On the contractual frontier, freelancers must infuse their agreements with strategic components to reinforce legal protection. Indemnification clauses serve as a safeguard, laying out parameters for liability and defending against third-party legal actions. Clearly defining the scope of services and incorporating well-structured payment terms are non-negotiable for clarity and financial security. Additionally, incorporating dispute resolution mechanisms is a proactive approach; it ensures that a system is in place to handle any disagreements that may arise, potentially averting costly legal battles. Freelancers must vigilantly engineer their contracts, remembering to balance fairness with firm boundaries to nurture a prosperous client relationship.

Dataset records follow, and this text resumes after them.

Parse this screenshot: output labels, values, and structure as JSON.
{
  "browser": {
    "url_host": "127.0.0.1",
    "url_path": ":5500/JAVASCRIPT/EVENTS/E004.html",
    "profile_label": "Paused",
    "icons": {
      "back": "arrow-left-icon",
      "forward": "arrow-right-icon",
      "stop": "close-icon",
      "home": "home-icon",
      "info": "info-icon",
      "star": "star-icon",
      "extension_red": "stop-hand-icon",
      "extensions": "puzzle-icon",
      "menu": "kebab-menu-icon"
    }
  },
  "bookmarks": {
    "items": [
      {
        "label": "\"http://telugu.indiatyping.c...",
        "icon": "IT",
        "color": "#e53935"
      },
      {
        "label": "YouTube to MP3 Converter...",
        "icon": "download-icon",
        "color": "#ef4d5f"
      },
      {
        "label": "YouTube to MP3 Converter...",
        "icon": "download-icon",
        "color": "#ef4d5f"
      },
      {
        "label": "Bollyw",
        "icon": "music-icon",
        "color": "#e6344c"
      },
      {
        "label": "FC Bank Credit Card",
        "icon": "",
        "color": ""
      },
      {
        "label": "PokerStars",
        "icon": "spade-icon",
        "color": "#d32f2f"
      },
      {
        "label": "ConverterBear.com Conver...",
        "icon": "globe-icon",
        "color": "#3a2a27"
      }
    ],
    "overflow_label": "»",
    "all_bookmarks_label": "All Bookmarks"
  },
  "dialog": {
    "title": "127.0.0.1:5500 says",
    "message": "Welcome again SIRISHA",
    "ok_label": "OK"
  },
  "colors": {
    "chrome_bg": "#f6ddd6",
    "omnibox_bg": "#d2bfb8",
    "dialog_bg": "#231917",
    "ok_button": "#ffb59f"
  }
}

Moreover, the practicality of pouring diligence into contract creation cannot be overstated. Considering scenarios where payments are delayed or services are misconstrued, a robust contract acts as an enforceable tool that facilitates prompt resolution. For freelancers, knowing the ins and outs of contract law is not just advantageous, it's a business lifeline—it dictates the timely compensation for their work and provides a durable defense against operational uncertainties. Mastery of crafting contracts that detail deliverables, compensation, and timelines, while maintaining legal tenacity, emboldens freelancers to navigate the choppy waters of self-employment with an armor of assurance.

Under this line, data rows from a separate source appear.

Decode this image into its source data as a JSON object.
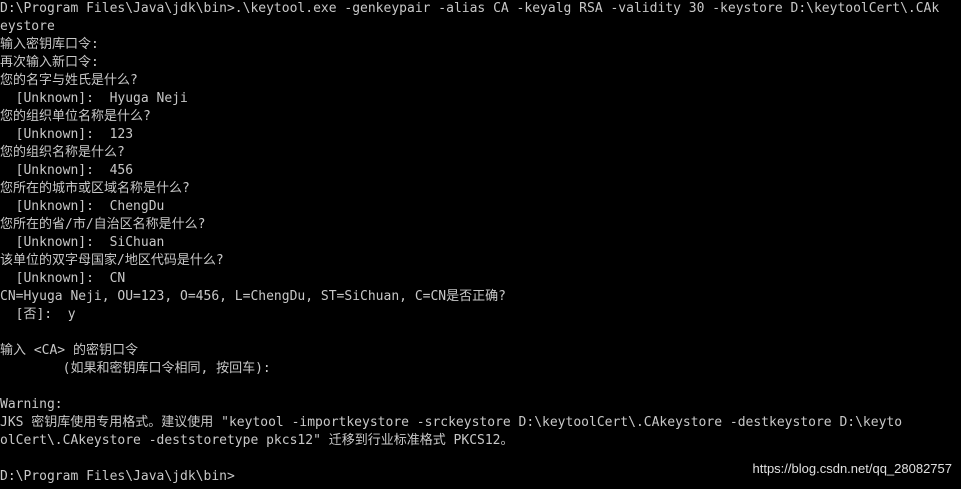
{
  "console": {
    "lines": [
      "D:\\Program Files\\Java\\jdk\\bin>.\\keytool.exe -genkeypair -alias CA -keyalg RSA -validity 30 -keystore D:\\keytoolCert\\.CAk",
      "eystore",
      "输入密钥库口令:",
      "再次输入新口令:",
      "您的名字与姓氏是什么?",
      "  [Unknown]:  Hyuga Neji",
      "您的组织单位名称是什么?",
      "  [Unknown]:  123",
      "您的组织名称是什么?",
      "  [Unknown]:  456",
      "您所在的城市或区域名称是什么?",
      "  [Unknown]:  ChengDu",
      "您所在的省/市/自治区名称是什么?",
      "  [Unknown]:  SiChuan",
      "该单位的双字母国家/地区代码是什么?",
      "  [Unknown]:  CN",
      "CN=Hyuga Neji, OU=123, O=456, L=ChengDu, ST=SiChuan, C=CN是否正确?",
      "  [否]:  y",
      "",
      "输入 <CA> 的密钥口令",
      "        (如果和密钥库口令相同, 按回车):",
      "",
      "Warning:",
      "JKS 密钥库使用专用格式。建议使用 \"keytool -importkeystore -srckeystore D:\\keytoolCert\\.CAkeystore -destkeystore D:\\keyto",
      "olCert\\.CAkeystore -deststoretype pkcs12\" 迁移到行业标准格式 PKCS12。",
      "",
      "D:\\Program Files\\Java\\jdk\\bin>"
    ]
  },
  "watermark": "https://blog.csdn.net/qq_28082757",
  "colors": {
    "background": "#000000",
    "text": "#c8c8c8",
    "watermark": "#e0e0e0"
  }
}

In this comprehensive guide, freelancers are provided with a step-by-step approach to navigating the legal structures and regulations necessary for success. The article covers selecting the optimal legal structure for your freelance business, navigating the registration and compliance process, financial management and planning, and mitigating risks through insurance and strategic contract considerations. Key takeaways include the importance of choosing a legal structure that aligns with your business goals and risk level, understanding and complying with local and state laws, implementing a robust financial management system, and protecting your business through insurance and well-structured contracts.